  6. Heat the oven-proof skillet over low heat (my Tramontina pan gets hot quickly and stays hot, so low heat for me is sufficient to brown bacon). Add the pancetta and cook until crisp, 2 to 3 minutes. Transfer pancetta out of the skillet leaving the fat in the pan. Add the onions and veggies to the bacon fat and cook, stirring frequently, until softened. Add the minced garlic and cook 1 minute more. Add the wine (or wine substitute) and increase the heat to medium, scraping the bottom of the pan until the liquid is reduced a bit. Add the cassava flour and stir until dissolved.
  7. Add the reserved ground beef, tomato paste, and Worcestershire sauce; continue cooking on medium to low heat, breaking the meat apart until the meat is no longer pink, about 5 minutes. Add the chicken broth; bring to a simmer, reduce the heat to low, and cook, scraping any brown bits from the bottom of the pan, until thickened, about 2 minutes. Stir in the pepper and reserved bacon. Taste and adjust seasoning, if necessary.
  8. When potatoes are done, release the pressure and open lid. Drain water and return potatoes to pot. Rice the potatoes with the ricer. Add the sour cream, butter and cream. If using waxy potatoes add 1 tablespoon of cream at a time to avoid becoming too runny. I only added 1 T of cream. Use the masher to stir and mash the potatoes until all ingredients are combined. Taste and adjust seasoning, if necessary.

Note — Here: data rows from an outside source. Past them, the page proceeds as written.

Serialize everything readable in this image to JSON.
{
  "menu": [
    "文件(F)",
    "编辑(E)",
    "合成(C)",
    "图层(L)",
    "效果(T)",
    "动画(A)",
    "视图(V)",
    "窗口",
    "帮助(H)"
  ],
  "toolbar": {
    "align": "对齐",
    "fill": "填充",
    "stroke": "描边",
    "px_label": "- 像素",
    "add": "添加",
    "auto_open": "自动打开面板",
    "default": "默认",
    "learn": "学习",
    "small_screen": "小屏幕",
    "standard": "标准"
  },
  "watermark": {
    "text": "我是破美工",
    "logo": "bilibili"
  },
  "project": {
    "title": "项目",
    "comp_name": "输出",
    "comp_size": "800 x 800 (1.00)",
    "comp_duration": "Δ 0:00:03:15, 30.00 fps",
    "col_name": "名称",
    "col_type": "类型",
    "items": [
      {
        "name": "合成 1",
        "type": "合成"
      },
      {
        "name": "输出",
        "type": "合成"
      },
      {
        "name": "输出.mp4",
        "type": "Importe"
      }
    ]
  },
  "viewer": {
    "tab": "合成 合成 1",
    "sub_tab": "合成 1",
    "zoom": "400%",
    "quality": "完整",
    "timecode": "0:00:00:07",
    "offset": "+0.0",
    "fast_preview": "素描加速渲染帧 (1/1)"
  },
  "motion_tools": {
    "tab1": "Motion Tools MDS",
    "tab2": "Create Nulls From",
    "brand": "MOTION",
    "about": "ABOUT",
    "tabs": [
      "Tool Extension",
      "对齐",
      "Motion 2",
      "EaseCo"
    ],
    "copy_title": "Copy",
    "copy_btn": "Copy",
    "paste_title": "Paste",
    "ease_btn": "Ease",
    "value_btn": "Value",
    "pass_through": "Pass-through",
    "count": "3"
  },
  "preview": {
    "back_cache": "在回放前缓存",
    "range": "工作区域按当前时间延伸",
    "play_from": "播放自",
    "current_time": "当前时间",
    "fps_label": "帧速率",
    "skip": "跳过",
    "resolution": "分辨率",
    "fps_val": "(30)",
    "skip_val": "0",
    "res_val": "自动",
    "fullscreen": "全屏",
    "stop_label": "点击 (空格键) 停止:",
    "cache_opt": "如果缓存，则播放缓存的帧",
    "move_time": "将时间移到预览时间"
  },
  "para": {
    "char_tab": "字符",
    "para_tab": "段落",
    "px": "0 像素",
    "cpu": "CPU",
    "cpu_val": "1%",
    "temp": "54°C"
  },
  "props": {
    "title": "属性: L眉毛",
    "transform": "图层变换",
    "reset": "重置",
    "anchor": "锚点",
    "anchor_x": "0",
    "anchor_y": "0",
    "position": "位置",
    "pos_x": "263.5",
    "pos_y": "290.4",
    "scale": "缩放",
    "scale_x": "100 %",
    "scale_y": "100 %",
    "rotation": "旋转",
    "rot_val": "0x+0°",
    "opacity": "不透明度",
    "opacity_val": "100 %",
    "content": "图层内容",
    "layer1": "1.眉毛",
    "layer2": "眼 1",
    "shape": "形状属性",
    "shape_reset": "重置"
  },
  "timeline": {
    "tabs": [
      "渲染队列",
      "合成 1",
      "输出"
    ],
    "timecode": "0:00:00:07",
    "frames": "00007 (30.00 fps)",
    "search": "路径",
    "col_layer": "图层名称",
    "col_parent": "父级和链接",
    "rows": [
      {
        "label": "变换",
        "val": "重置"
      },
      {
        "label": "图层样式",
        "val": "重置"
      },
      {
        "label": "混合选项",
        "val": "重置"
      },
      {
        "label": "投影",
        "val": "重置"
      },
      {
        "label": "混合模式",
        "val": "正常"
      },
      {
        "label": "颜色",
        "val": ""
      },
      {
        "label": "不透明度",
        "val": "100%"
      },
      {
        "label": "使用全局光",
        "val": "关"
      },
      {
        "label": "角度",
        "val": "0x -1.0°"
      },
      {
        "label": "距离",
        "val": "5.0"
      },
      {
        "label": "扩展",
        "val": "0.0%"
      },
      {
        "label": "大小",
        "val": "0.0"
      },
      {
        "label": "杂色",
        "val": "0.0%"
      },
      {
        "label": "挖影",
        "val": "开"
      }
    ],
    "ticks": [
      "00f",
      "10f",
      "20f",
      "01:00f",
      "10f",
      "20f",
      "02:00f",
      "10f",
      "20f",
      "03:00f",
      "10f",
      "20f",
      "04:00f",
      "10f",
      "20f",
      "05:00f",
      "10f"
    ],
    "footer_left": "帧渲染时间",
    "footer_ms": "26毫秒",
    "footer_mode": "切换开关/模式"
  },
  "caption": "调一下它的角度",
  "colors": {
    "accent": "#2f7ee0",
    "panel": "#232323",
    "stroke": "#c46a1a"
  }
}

  9. Dollop the mashed potatoes evenly over the filling. Use a rubber spatula to spread the potatoes evenly over the stew and all the way to the edges of the skillet. Drag a fork across the top to make ridges. Place the skillet on a baking sheet to catch any drips (mine did not overflow) and broil until the topping is lightly browned, and the edges are bubbly, about 15 minutes. Sprinkle with chives and serve.